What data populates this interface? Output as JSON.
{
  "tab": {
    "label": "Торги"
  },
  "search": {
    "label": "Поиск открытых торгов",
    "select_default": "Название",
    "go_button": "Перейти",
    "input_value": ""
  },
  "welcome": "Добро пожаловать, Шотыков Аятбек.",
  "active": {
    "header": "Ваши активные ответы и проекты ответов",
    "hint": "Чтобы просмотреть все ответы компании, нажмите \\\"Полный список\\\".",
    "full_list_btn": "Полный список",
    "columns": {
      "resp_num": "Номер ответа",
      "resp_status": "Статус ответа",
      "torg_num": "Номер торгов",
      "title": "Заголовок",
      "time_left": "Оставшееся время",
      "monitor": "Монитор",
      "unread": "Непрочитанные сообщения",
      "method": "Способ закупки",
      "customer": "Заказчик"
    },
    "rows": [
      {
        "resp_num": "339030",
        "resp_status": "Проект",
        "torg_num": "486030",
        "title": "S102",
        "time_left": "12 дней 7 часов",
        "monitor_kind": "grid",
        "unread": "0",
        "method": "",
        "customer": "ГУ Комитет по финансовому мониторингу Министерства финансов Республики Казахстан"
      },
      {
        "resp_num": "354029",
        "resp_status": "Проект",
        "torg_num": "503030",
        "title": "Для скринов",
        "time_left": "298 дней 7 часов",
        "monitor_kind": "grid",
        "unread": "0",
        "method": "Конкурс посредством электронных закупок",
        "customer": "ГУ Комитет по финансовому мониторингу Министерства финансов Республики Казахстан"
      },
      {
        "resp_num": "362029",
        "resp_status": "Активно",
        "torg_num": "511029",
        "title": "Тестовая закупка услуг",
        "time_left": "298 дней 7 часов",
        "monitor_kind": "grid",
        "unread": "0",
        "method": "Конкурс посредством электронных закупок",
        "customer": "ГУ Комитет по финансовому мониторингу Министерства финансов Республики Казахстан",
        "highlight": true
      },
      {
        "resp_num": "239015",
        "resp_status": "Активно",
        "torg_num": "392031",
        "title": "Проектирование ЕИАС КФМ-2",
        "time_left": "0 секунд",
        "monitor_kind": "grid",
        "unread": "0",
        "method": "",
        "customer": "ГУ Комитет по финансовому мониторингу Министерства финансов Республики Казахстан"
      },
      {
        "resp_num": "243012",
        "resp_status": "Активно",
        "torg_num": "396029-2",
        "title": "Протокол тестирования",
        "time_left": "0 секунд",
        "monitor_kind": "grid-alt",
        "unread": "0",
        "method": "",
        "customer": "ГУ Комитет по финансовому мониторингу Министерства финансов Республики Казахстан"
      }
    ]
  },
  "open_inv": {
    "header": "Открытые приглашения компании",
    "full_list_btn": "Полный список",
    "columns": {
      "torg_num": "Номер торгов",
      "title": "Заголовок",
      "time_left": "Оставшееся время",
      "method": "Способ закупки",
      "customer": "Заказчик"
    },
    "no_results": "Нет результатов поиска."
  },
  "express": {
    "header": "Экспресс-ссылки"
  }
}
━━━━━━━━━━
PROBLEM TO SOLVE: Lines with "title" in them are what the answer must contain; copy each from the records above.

RESULT:
      "title": "Заголовок",
        "title": "S102",
        "title": "Для скринов",
        "title": "Тестовая закупка услуг",
        "title": "Проектирование ЕИАС КФМ-2",
        "title": "Протокол тестирования",
      "title": "Заголовок",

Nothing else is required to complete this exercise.